- Container D (900 mL): 1 tsp. Black Oxide
FOUR: Pour the fragrance oil evenly into each container. You can eyeball it if you like. Fully incorporate the fragrance oil using a whisk.
FIVE: Choose a color order. Make sure to stick with the order the entire time you’re making the soap. We used purple, white, orange, black and blue. Pour the first color in the middle of the squeeze bottles. Count to 3 to ensure even pours each time. Repeat this step with the other colors of soap, again counting to 3 each time. Repeat the process until you run out of soap. To keep the soap fluid and avoid graininess, whisk each color after a few pours.
SIX: When the soap has been poured, carefully and slowly remove the bottles from the soap. It helps to have a container waiting nearby to set the bottles in, as they will be messy. Then, firmly tap the mold on the counter to help settle the soap and pop any air bubbles. The mold is very large, so you may want a helper to help you tap the mold. If you have a few drops of white soap, add a dollop in the center of the layers. This is an optional step. The white gives a nice contrast to the other colors.
SEVEN: In the center of each column pour, insert a dowel or chopstick. Swirl the chopstick outward in a circular motion. Do not insert the dowel or chopstick all the way to the bottom of the mold, only swirl the top of the soap. When you reach the end of the circle, swirl the other circle.
EIGHT: Clean off your swirling tool. Insert it into the center of each column pour pattern. Again, only insert the tool into the top of the soap, don’t insert it all the way through. Drag the swirling tool straight to the edges of the mold. Repeat this process for the other column pour.
NINE (optional): Insert the 36 bar divider set. To learn how to assemble the divider sets for birchwood soap molds, click here.

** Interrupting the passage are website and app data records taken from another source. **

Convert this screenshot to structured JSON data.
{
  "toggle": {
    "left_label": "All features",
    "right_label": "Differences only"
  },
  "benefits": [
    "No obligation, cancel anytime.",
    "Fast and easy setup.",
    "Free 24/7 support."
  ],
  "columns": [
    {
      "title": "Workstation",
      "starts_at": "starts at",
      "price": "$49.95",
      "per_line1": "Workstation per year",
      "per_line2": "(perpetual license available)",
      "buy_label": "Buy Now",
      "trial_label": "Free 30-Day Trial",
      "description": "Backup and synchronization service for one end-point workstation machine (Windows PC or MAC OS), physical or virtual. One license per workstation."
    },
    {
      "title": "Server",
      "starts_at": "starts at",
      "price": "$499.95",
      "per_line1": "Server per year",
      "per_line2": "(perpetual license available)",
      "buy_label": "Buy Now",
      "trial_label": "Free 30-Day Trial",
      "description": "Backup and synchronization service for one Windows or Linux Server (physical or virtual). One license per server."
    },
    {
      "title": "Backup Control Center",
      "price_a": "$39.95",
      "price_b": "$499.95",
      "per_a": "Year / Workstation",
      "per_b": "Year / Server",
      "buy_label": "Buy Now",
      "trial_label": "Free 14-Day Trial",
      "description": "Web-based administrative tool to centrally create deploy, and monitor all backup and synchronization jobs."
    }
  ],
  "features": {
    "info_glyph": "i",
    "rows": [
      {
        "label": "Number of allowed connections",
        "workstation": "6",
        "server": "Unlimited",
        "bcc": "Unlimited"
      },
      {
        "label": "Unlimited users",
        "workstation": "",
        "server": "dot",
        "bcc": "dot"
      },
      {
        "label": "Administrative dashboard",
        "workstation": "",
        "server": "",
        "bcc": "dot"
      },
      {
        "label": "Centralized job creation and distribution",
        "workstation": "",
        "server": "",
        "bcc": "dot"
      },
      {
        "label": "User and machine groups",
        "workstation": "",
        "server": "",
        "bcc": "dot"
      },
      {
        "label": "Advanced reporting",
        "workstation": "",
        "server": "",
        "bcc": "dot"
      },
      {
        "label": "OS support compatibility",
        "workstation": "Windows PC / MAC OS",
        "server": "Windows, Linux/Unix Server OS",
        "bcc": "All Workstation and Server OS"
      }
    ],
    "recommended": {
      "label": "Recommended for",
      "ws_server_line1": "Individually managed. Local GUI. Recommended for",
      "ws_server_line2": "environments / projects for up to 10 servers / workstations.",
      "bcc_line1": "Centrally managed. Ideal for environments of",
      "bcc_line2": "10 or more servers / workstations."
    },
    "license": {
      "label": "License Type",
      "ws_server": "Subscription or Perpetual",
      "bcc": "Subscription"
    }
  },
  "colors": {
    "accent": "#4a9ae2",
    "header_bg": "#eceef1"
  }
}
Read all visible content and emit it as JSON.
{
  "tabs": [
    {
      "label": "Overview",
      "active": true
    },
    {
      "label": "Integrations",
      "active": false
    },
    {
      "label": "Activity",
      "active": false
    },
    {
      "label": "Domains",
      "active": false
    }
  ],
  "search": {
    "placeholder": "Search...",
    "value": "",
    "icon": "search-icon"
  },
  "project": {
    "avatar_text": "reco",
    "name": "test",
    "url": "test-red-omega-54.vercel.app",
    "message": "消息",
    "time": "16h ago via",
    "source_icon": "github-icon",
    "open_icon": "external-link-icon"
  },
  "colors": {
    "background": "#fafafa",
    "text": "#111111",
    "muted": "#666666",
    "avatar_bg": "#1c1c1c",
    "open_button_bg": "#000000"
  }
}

TEN: Spritz the top of the soap with 99% isopropyl alcohol to help prevent soda ash. We promoted gel phase by placing the lid on the mold and setting it on a heating pad on medium for 30 minutes. That helps the colors pop. To learn more about gel phase, click here.